The data
****

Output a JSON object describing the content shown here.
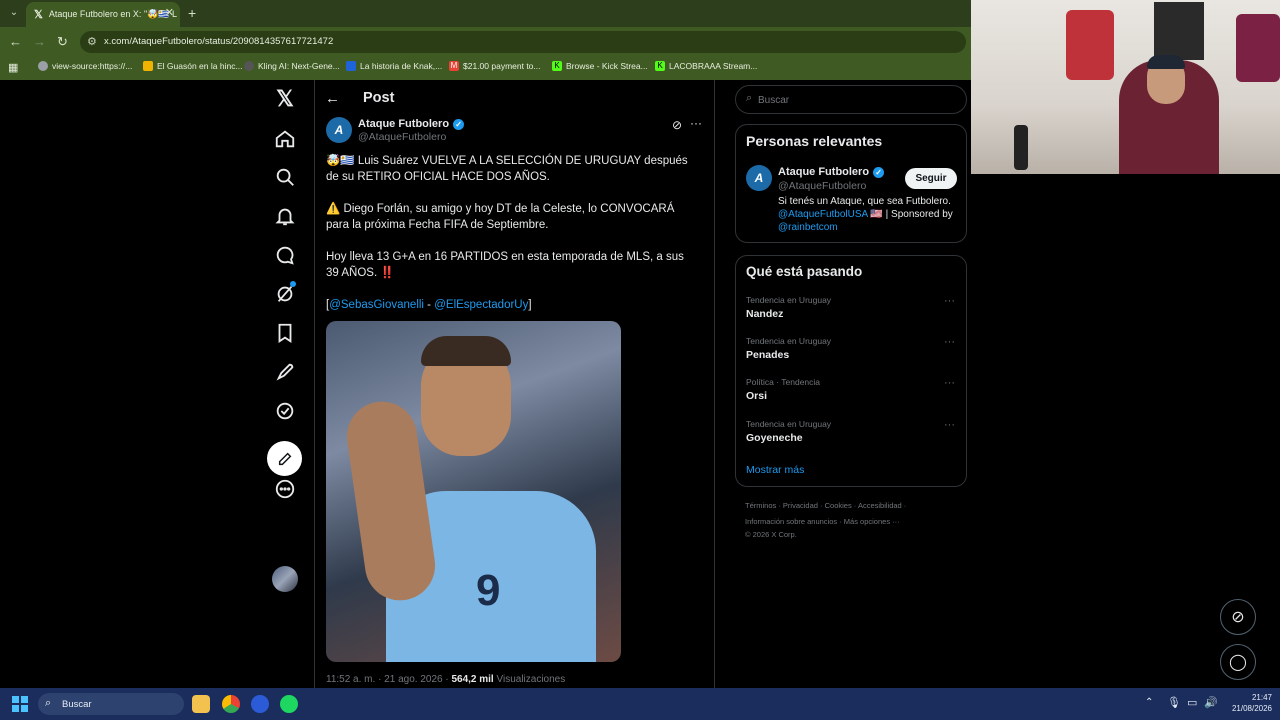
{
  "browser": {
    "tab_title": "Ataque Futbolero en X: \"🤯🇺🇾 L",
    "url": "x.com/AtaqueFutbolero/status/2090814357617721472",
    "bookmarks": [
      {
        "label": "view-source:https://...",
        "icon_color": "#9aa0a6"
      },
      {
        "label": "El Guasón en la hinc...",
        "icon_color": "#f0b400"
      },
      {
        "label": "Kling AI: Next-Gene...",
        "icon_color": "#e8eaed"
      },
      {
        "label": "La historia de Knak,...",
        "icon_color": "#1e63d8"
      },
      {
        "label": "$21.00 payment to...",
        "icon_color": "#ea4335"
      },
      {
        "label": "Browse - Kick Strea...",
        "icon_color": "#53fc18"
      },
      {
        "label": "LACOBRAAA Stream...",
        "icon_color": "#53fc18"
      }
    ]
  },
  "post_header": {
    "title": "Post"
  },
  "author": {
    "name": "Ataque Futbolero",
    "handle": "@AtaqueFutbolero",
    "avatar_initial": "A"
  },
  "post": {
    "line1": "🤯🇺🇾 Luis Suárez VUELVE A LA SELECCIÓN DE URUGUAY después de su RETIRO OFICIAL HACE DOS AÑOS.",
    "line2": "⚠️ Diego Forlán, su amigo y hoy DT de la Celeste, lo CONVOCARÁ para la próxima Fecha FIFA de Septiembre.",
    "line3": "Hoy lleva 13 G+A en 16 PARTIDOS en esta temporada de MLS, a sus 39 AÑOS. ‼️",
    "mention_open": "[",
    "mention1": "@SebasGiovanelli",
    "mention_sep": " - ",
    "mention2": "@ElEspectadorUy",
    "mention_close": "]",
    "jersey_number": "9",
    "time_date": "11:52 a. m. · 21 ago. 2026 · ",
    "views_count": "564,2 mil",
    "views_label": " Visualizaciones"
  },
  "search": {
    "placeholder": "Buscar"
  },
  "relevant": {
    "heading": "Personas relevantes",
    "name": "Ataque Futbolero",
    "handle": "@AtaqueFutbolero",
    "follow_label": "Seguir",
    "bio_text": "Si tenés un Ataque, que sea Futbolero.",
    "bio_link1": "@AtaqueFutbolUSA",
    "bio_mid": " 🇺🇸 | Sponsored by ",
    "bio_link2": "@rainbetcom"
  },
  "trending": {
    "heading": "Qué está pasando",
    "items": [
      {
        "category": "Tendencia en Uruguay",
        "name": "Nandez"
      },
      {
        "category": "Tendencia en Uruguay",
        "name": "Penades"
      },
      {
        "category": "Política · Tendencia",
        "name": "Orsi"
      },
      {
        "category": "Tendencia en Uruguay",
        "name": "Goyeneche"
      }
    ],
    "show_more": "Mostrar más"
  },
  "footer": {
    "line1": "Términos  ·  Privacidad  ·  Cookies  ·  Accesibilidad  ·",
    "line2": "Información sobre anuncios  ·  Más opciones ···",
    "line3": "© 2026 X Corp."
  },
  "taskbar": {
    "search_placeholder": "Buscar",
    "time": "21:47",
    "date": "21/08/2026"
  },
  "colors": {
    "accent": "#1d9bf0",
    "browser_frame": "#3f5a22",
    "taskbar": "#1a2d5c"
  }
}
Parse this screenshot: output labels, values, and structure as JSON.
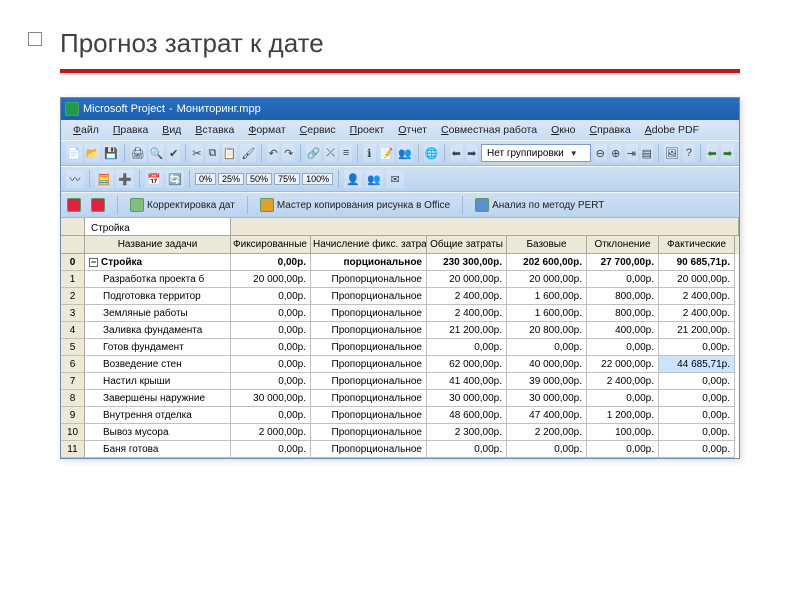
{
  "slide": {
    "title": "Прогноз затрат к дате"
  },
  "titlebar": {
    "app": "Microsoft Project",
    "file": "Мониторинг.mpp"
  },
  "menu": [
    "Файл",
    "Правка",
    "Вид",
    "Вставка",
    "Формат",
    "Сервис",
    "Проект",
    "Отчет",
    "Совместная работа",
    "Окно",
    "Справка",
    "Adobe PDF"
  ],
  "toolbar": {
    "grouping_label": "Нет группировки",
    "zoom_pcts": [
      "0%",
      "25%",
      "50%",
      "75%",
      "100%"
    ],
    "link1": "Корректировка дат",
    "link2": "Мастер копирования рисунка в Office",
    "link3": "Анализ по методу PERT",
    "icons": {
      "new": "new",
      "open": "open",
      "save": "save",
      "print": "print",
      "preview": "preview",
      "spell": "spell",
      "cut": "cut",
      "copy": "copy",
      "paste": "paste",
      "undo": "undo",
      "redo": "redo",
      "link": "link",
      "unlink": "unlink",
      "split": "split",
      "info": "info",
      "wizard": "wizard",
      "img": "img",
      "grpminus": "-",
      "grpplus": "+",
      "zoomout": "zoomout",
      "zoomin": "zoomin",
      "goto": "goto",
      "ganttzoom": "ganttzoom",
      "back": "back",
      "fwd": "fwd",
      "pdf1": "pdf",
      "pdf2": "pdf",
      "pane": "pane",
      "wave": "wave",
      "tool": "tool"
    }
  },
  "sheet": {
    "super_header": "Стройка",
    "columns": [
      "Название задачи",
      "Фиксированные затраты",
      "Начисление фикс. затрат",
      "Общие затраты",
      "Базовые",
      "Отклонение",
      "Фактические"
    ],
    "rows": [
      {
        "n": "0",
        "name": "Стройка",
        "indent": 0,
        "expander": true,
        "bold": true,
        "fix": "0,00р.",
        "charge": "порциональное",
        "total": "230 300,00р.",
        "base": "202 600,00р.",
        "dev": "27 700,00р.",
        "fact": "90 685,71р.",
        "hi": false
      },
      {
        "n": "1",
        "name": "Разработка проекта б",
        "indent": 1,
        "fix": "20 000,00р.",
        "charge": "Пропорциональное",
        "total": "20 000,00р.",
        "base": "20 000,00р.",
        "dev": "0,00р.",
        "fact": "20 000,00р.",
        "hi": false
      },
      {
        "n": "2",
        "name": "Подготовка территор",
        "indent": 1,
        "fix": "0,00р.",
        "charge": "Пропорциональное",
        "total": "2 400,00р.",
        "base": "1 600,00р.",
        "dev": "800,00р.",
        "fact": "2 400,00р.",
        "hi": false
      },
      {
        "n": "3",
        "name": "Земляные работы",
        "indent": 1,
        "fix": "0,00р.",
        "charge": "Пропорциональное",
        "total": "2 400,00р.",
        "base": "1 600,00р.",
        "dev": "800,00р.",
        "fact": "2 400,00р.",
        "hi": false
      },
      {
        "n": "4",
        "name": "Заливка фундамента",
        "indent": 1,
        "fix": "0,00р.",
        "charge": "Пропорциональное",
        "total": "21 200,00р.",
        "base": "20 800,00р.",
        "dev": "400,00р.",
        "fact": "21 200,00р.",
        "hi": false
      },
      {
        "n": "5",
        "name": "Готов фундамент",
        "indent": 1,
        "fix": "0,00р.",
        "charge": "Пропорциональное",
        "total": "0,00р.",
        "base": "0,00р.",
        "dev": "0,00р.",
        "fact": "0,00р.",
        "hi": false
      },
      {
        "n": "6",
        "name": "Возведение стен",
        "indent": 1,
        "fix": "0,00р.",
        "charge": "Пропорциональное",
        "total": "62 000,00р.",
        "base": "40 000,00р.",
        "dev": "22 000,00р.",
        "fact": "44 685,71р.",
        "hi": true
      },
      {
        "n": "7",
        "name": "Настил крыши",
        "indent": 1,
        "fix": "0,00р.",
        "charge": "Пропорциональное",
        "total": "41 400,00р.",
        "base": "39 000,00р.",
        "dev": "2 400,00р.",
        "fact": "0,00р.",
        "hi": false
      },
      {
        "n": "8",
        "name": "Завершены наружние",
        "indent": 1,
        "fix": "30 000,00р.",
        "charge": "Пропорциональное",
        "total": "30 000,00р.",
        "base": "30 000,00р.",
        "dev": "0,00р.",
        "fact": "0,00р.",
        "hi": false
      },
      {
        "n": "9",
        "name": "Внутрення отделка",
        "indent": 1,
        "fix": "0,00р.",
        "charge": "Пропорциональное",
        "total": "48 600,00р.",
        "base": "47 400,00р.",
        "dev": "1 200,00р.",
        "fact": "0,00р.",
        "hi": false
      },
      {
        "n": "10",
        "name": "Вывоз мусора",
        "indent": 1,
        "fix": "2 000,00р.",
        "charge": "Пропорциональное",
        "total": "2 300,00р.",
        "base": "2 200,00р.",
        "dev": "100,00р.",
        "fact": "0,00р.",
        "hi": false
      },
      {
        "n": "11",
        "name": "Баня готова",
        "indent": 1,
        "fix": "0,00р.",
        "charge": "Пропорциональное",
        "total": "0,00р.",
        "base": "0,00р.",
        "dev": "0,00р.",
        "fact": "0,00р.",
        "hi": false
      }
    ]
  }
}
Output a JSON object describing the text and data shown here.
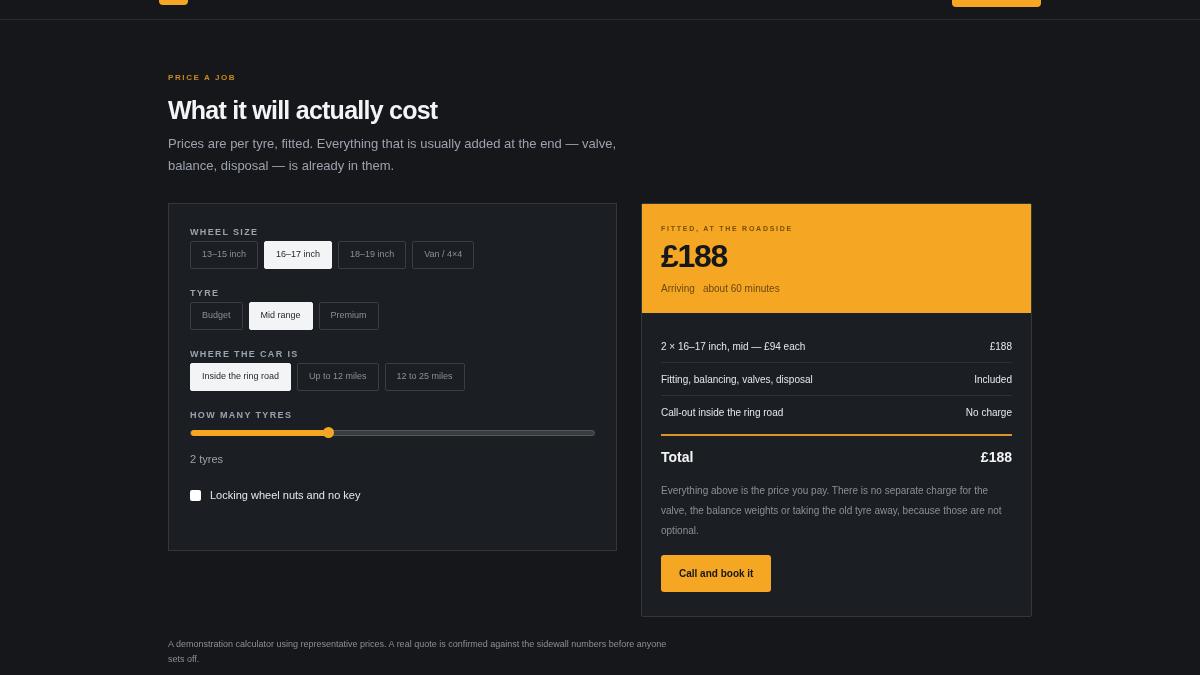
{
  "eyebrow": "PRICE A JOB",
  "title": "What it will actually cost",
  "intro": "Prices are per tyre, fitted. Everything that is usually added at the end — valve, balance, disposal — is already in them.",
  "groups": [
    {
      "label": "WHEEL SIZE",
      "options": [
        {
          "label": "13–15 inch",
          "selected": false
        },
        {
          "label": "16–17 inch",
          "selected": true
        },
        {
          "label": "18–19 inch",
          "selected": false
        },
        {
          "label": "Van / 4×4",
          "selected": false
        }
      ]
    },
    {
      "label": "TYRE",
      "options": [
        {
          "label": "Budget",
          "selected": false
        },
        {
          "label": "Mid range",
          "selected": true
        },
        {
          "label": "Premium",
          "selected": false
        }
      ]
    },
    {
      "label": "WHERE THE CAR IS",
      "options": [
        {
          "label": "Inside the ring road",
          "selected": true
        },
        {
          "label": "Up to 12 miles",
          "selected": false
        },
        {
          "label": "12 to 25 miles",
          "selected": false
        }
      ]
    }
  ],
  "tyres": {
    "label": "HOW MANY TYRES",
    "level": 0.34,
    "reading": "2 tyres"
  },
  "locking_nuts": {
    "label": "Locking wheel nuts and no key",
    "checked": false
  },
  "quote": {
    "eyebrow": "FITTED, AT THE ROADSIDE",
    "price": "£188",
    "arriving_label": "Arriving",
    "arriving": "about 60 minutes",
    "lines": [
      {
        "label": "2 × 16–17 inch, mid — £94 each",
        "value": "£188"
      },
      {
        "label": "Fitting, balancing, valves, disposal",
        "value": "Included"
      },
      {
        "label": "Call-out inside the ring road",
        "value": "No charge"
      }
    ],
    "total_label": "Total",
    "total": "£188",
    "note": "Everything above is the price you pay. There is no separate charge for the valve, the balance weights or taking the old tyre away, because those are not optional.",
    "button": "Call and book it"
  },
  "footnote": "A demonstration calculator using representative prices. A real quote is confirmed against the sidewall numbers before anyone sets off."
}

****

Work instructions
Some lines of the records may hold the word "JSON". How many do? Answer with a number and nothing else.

Solution for this problem
3